- The Subcommittees regularly organise and support events, training and other events aimed at increasing the visibility of qualified women arbitrators. A collaboration of the Young Practitioners (YPSC), UK Bar, Corporate and US Subcommittees recently hosted two simultaneous Meet the Female Arbitrator events on 20 March in London and New York showcasing over 50 women arbitrators to an audience of those involved in party appointments of arbitrators, including representatives of corporates and law firms.
- The Corporate Subcommittee launched revised Corporate Guidelines aimed at introducing the Pledge to corporates and providing corporate signatories with a framework for concrete steps to assist those wishing to implement the Pledge within their organisation.
- The Asia-Pacific (APAC) Subcommittee has enjoyed a productive first year organising itself through seven workstreams, which include female mentoring, showcasing talent, securing first time appointments, training and knowledge sharing.

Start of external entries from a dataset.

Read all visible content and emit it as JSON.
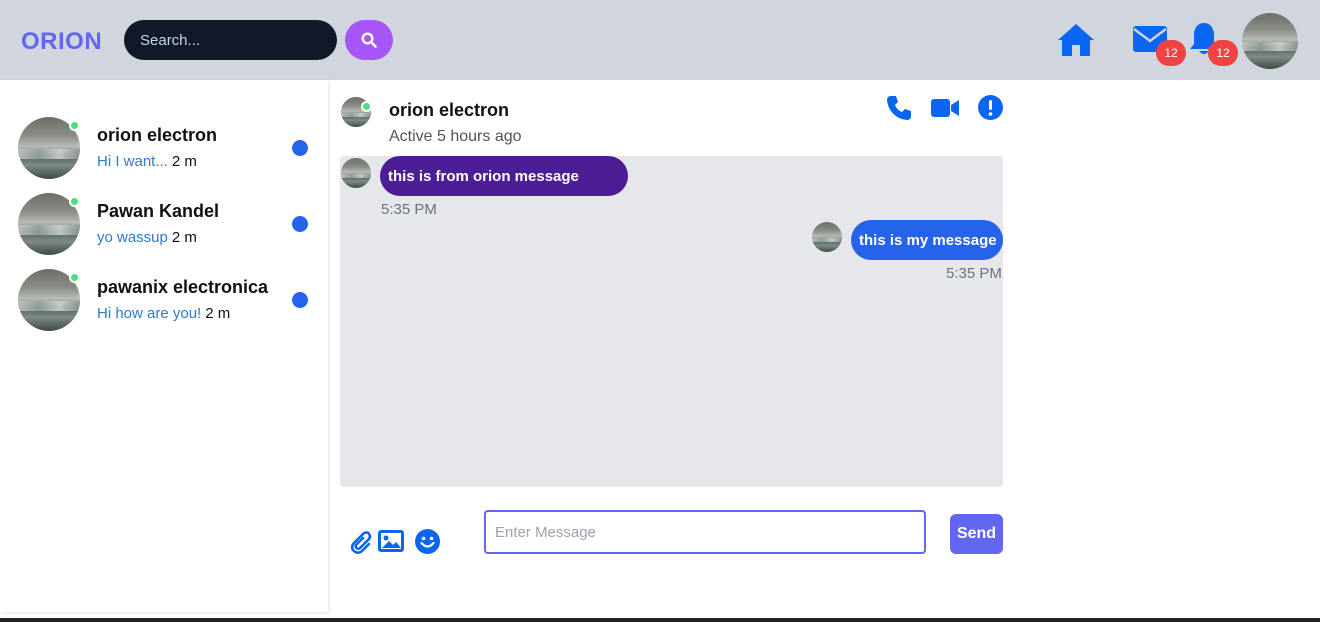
{
  "header": {
    "brand": "ORION",
    "search_placeholder": "Search...",
    "mail_badge": "12",
    "notification_badge": "12"
  },
  "conversations": [
    {
      "name": "orion electron",
      "preview": "Hi I want...",
      "time": "2 m",
      "online": true,
      "unread": true
    },
    {
      "name": "Pawan Kandel",
      "preview": "yo wassup",
      "time": "2 m",
      "online": true,
      "unread": true
    },
    {
      "name": "pawanix electronica",
      "preview": "Hi how are you!",
      "time": "2 m",
      "online": true,
      "unread": true
    }
  ],
  "chat": {
    "contact_name": "orion electron",
    "status": "Active 5 hours ago",
    "messages": [
      {
        "direction": "incoming",
        "text": "this is from orion message",
        "time": "5:35 PM"
      },
      {
        "direction": "outgoing",
        "text": "this is my message",
        "time": "5:35 PM"
      }
    ]
  },
  "composer": {
    "placeholder": "Enter Message",
    "send_label": "Send"
  },
  "colors": {
    "brand": "#6366f1",
    "accent_blue": "#2563eb",
    "incoming_bubble": "#4c1d95",
    "badge": "#ef4444",
    "online": "#4ade80"
  }
}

- The Middle East Subcommittee organised a highly successful and oversubscribed half-day event held in Dubai in May 2022 that brought together in-house counsel and institutional speakers, focusing on how arbitral efficiency can promote diversity. Several of the regional institutions, including the Dubai International Arbitration Centre (DIAC), have also recently signed up to the Pledge.

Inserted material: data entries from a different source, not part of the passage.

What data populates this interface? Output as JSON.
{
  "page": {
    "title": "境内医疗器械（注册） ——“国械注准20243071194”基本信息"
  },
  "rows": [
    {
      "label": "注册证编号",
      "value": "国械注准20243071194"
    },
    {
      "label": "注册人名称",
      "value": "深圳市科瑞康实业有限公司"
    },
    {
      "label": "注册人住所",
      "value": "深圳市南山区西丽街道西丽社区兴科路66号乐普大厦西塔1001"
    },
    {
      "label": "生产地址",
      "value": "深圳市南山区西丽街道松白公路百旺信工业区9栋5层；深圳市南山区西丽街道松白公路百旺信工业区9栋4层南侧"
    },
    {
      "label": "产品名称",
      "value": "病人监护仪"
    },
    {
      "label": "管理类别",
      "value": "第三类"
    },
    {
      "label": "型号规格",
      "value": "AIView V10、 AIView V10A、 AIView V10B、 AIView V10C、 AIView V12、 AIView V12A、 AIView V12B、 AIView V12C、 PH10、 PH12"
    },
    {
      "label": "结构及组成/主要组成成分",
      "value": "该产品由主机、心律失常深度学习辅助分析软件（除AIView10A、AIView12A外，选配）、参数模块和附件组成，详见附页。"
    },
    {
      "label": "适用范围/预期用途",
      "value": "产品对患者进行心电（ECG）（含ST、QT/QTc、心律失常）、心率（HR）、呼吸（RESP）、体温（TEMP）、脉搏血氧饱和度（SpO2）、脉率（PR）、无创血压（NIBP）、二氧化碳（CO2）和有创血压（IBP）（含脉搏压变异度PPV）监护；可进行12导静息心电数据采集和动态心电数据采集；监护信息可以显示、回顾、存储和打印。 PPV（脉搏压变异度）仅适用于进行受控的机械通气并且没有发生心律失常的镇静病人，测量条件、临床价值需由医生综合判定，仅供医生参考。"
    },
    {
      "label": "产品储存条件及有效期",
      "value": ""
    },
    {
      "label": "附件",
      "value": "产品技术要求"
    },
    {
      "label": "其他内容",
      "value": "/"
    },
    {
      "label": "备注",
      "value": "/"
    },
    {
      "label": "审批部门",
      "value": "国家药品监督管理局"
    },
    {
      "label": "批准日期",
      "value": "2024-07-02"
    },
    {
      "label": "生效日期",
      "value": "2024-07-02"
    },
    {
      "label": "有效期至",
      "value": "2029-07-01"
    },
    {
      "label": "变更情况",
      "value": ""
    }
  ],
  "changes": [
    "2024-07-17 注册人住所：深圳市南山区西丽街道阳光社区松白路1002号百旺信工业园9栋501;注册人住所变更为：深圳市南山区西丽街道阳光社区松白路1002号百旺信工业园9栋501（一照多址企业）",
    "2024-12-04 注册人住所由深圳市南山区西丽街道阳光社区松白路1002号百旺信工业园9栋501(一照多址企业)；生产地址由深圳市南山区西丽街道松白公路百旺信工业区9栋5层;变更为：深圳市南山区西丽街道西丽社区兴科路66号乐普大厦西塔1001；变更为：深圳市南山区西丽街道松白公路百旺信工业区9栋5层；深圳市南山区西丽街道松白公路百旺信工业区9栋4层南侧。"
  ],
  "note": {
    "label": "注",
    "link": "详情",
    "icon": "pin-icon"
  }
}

- The Africa Subcommittee continues to be very successful and active. The Pledge now has 800 signatories from Africa, including nearly 150 organisations, and continues to spread to new African countries, most recently to Cameroon.
- The LatAm Subcommittee and the YPSC joined forces to launch the Meet the Female Arbitrator Series, LATAM edition. They also co-organised a panel together with Arbitral Women and Women Way in Arbitration focused on diversity in corporates and how to foster a culture of diversity within organisations at the ICC Miami Conference.

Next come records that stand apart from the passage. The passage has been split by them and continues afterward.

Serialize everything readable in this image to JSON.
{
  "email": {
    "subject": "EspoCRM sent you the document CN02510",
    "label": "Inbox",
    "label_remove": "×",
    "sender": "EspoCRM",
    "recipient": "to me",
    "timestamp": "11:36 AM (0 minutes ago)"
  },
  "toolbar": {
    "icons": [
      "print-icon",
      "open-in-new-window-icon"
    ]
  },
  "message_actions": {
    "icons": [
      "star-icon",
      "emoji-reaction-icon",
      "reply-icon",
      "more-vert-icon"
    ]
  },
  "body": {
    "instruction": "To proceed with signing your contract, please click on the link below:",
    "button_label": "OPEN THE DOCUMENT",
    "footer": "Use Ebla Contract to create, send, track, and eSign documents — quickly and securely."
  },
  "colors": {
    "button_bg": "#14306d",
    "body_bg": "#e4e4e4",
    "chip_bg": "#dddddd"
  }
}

- The India Subcommittee, chaired by Sherina Petit (Norton Rose), has grown to a group of 127 women across India. This group share opportunities, organise training and events and provide a forum for questions and support.
- The Pledge also continues to be active in other regions through members of the Global Steering Committee or Pledge Ambassadors, including in Canada, France, Italy, Israel, Scotland and Ukraine.
Pledge’s plans for 2023
Looking ahead, the Pledge will continue to target some of the priority areas mentioned in this blog, including driving forward progress in party appointments of female arbitrators and increasing the number of women securing their first appointment as arbitrator.
The Pledge continues to spread to new countries. Launch events are planned for Saudi Arabia, Bahrain and Qatar in the coming months.
The UK Bar Subcommittee is the newest of the Pledge Subcommittees, established by a group of founding members to focus on the promotion and implementation of the Pledge among Chambers and individual barristers. The next steps are to expand membership of the Subcommittee and produce some guidelines on implementing the objectives of the Pledge at the Bar.
The work of the Pledge would not be possible without the commitment of many individuals involved. A huge thank you to all the members of the Global Steering Committee and Subcommittees, and to all the Pledge supporters for signing up to the Pledge and implementing the aims and objectives of the Pledge in your day-to-day work.
For further information
To find out about further Pledge, you can connect with the Pledge on LinkedIn and visit the Pledge website.